    1) A management company like Traffic Sports should not be allowed to own a player’s rights. Rights should be held by either a team or the player himself if he is out of contract. Btw, while I disagree with the setup, a single entity leauge functions as a team in this scenario.

    2) The allocation system for US players needs to be abolished. He cited uncertainty over the allocation process as a reason he turned down an MLS offer. He probably feels the same way now but has given in because he just wants to get his career back on track. Having to compete for promising talent like Boss would force to teams like Toronto to build/maintain better organizations.

    • the unmistakeable Ronaldinho says:

      Citing 1 example of a player not liking the allocation process as a reason to scrap the entire idea is a bit harsh don’t you think?

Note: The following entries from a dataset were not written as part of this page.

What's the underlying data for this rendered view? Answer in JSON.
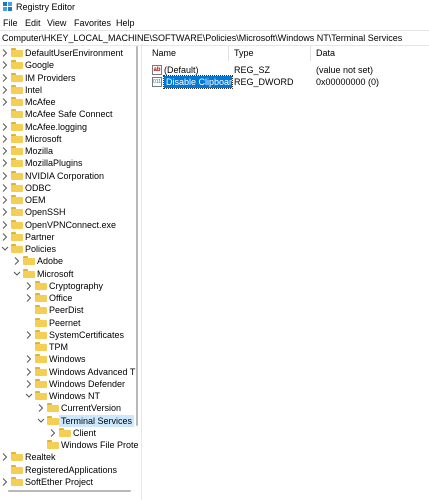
{
  "window": {
    "title": "Registry Editor"
  },
  "menu": [
    "File",
    "Edit",
    "View",
    "Favorites",
    "Help"
  ],
  "address": "Computer\\HKEY_LOCAL_MACHINE\\SOFTWARE\\Policies\\Microsoft\\Windows NT\\Terminal Services",
  "tree": [
    {
      "label": "DefaultUserEnvironment",
      "depth": 0,
      "chevron": "collapsed"
    },
    {
      "label": "Google",
      "depth": 0,
      "chevron": "collapsed"
    },
    {
      "label": "IM Providers",
      "depth": 0,
      "chevron": "collapsed"
    },
    {
      "label": "Intel",
      "depth": 0,
      "chevron": "collapsed"
    },
    {
      "label": "McAfee",
      "depth": 0,
      "chevron": "collapsed"
    },
    {
      "label": "McAfee Safe Connect",
      "depth": 0,
      "chevron": "none"
    },
    {
      "label": "McAfee.logging",
      "depth": 0,
      "chevron": "collapsed"
    },
    {
      "label": "Microsoft",
      "depth": 0,
      "chevron": "collapsed"
    },
    {
      "label": "Mozilla",
      "depth": 0,
      "chevron": "collapsed"
    },
    {
      "label": "MozillaPlugins",
      "depth": 0,
      "chevron": "collapsed"
    },
    {
      "label": "NVIDIA Corporation",
      "depth": 0,
      "chevron": "collapsed"
    },
    {
      "label": "ODBC",
      "depth": 0,
      "chevron": "collapsed"
    },
    {
      "label": "OEM",
      "depth": 0,
      "chevron": "collapsed"
    },
    {
      "label": "OpenSSH",
      "depth": 0,
      "chevron": "collapsed"
    },
    {
      "label": "OpenVPNConnect.exe",
      "depth": 0,
      "chevron": "collapsed"
    },
    {
      "label": "Partner",
      "depth": 0,
      "chevron": "collapsed"
    },
    {
      "label": "Policies",
      "depth": 0,
      "chevron": "expanded"
    },
    {
      "label": "Adobe",
      "depth": 1,
      "chevron": "collapsed"
    },
    {
      "label": "Microsoft",
      "depth": 1,
      "chevron": "expanded"
    },
    {
      "label": "Cryptography",
      "depth": 2,
      "chevron": "collapsed"
    },
    {
      "label": "Office",
      "depth": 2,
      "chevron": "collapsed"
    },
    {
      "label": "PeerDist",
      "depth": 2,
      "chevron": "none"
    },
    {
      "label": "Peernet",
      "depth": 2,
      "chevron": "none"
    },
    {
      "label": "SystemCertificates",
      "depth": 2,
      "chevron": "collapsed"
    },
    {
      "label": "TPM",
      "depth": 2,
      "chevron": "none"
    },
    {
      "label": "Windows",
      "depth": 2,
      "chevron": "collapsed"
    },
    {
      "label": "Windows Advanced Thre",
      "depth": 2,
      "chevron": "collapsed"
    },
    {
      "label": "Windows Defender",
      "depth": 2,
      "chevron": "collapsed"
    },
    {
      "label": "Windows NT",
      "depth": 2,
      "chevron": "expanded"
    },
    {
      "label": "CurrentVersion",
      "depth": 3,
      "chevron": "collapsed"
    },
    {
      "label": "Terminal Services",
      "depth": 3,
      "chevron": "expanded",
      "selected": true
    },
    {
      "label": "Client",
      "depth": 4,
      "chevron": "collapsed"
    },
    {
      "label": "Windows File Protect",
      "depth": 3,
      "chevron": "none"
    },
    {
      "label": "Realtek",
      "depth": 0,
      "chevron": "collapsed"
    },
    {
      "label": "RegisteredApplications",
      "depth": 0,
      "chevron": "none"
    },
    {
      "label": "SoftEther Project",
      "depth": 0,
      "chevron": "collapsed"
    }
  ],
  "list": {
    "columns": [
      "Name",
      "Type",
      "Data"
    ],
    "rows": [
      {
        "icon": "string-value-icon",
        "glyph": "ab",
        "name": "(Default)",
        "type": "REG_SZ",
        "data": "(value not set)"
      },
      {
        "icon": "dword-value-icon",
        "glyph": "011",
        "name": "Disable Clipboar...",
        "type": "REG_DWORD",
        "data": "0x00000000 (0)",
        "selected": true
      }
    ]
  },
  "colors": {
    "selection": "#0078d7",
    "tree_selection": "#cce8ff",
    "folder": "#f5ce55"
  }
}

      MLS has plenty of quirky rules that not many people completely understand, but the continued progress of the league speaks for itself, I think. Clubs are finally starting to get out of the red, that has been, and should continue to be, one of the top concerns of the league for now

    • The Imperative Voice says:

      The allocation process mirrors the draft in giving the first opportunity to weaker teams. Trying to avoid every acquisition wanting to sign for LA or NY. I’m sure the players want to maximize salary and go to prestige teams but I’m not sure encouraging either is in the league’s interest.

      I’m sorry, I like some of the entry drafts, I have no desire to imitate the Big Club system of the EPL. The things I think should go away are the homegrowns — until we can actually develop players from U10 to first team properly — and the re-entry draft, which is fake free agency.

      But I think since we are trying to maintain a healthy amount of teams all of which cannot be successful at the same time, you need the parity re-shuffle of the draft. Perhaps when the league is more financially stable we might open things up, but for now I have no urge to purposefully tier the league as motivation for the weakest teams. Let’s be honest: LA is not even competing on the same financial level as most other teams, some of whom have 1 DP or none. The only one Houston has is a DP solely based on transfer fee expense, not salary.

      FWIW, the Traffic experience should give Boss pause before making these sorts of cash nexus arguments.

    • The Imperative Voice says:

      I agree re Traffic, the impression I got is that rather than truly playing agent they were staffing teams they owned and bouncing him around. They might have entertained transfers to MLS or elsewhere and did some trials to that end, but they were looking to maximize return and not best locate the player. Because if a player is desired in MLS Carolina made no sense…..except they own it and could not satisfactorily cash out on a MLS move.

      He’s not the only one, Greg Garza is now at Tijuana but he bounced around a bit too. If players seem to flourish “after Traffic” if at all that is a bad sign.

  12. cwell says:

    The worst outcome would be that GA doesn’t make it in MLS (injury, performance), his pro stock plunges and he finds himself without an education or much of a future. Presumably, college or an academy would have added that to his c.v.